I’d told Beth Ann that I was going to attend Philcon that weekend, and she suggested I write a story about my experience there. Philcon, in case you don’t know, is an annual Science Fiction and Fantasy convention held in (or around) Philadelphia, PA. She didn’t tell me any more than, “Write me something about Philcon.”
As they say, “When the student is ready the teacher will appear.” I had taken the train into Philly. When I left on Friday night, the connection worked well. On Saturday, however, it wasn’t so good. For some reason, I got on the wrong train. Instead of taking a train to Jenkintown, the station I’d departed from, I took a train to Trenton, New Jersey.
On the coldest night of that year.
I only realized my mistake when the train took a turn I knew it shouldn’t have taken. Then another rider showed me his schedule. “BUM-BA-DUM-DUM” time. If you’re of a certain age, you’ll understand that one. If you don’t, please ask a Boomer.
I exited the train at the first stop, which was in Bridesburg, a neighborhood in Northeast Philly. From my house, it’s a twenty-minute drive. By train, you have to take a train back into Center City, then another one to the right destination.
At 11:00 on Saturday night, the trains run HOURLY. So I had to find somewhere inside to wait for a ride home. Which brought on another problem, because my wife was to pick me up in Jenkintown. She was there waiting for me. Asleep. And she’d misplaced her cell phone.
Fortunately, my brother-in-law from my late wife’s family (Thank you, Jeff Kodroff) was willing and generous enough to drive down to Bridesburg and rescue me. He then drove me to Jenkintown where my wife was waiting. And we all lived happily ever after…
My point in telling you this is to praise the people who helped me that night, that unknown fellow rider and my brother-in-law.
I also owe more than I can express to my career counselor and friend, Beth Wilson. I wrote the story, only marginally about Philcon, but mainly about my wrong train adventure. I have not stopped writing since. And I owe a great deal to Beth.
By the way, I have taken trains many times in my life, especially the line that runs from Philly to my Ambler home. Jenkintown is a stop along the way that’s a junction for four other lines, so it has a lot more trains. Unfortunately, it’s not on the line that goes to Trenton.

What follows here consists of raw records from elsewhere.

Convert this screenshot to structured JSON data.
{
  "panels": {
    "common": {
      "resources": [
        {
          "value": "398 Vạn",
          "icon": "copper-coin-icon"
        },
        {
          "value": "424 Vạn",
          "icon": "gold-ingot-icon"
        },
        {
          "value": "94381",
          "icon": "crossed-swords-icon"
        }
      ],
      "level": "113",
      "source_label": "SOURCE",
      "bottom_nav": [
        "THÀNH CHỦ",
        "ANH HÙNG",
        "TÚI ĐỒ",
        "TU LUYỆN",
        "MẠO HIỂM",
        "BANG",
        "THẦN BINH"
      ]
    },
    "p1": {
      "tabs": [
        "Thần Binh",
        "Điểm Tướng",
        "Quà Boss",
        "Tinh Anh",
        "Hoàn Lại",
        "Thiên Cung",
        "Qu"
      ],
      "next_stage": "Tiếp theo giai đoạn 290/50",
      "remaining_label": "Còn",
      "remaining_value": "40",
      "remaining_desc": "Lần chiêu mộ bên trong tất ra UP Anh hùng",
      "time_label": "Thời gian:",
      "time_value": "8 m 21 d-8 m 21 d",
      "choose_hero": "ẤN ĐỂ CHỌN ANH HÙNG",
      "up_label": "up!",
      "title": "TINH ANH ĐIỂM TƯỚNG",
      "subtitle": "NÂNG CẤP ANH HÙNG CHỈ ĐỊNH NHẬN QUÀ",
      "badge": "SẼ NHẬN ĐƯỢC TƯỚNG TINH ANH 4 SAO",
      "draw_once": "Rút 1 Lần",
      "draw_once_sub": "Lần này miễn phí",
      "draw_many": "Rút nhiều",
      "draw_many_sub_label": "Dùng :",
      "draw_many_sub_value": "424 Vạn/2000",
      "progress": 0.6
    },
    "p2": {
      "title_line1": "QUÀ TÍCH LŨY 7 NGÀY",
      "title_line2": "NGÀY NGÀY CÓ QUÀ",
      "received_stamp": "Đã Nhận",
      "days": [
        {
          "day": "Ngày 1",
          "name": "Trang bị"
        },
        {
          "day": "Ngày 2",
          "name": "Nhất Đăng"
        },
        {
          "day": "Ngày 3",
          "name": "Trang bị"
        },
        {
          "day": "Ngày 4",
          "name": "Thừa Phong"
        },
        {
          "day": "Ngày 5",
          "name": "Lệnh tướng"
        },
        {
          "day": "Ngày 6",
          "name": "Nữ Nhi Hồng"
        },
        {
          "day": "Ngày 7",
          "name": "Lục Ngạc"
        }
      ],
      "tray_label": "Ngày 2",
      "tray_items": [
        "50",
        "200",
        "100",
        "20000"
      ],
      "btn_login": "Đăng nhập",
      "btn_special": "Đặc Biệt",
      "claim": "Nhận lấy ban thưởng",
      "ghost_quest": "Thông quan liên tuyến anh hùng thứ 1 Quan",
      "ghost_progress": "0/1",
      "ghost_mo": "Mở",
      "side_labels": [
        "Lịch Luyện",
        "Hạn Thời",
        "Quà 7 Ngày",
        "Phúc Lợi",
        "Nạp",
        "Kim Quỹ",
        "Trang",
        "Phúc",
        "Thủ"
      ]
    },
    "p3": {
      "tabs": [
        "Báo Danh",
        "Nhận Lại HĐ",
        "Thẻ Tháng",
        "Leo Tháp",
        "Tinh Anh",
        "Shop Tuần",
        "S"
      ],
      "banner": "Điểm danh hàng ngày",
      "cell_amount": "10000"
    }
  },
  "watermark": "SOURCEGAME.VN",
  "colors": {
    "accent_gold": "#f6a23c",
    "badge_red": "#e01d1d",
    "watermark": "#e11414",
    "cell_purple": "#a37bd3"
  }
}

They say nothing happens without a reason, even if we can’t figure out the reason at the time or ever. I realize now why I needed that appointment with Beth that day, why I attended Philcon that year. And why I took that wrong train. All little events that have led me to here.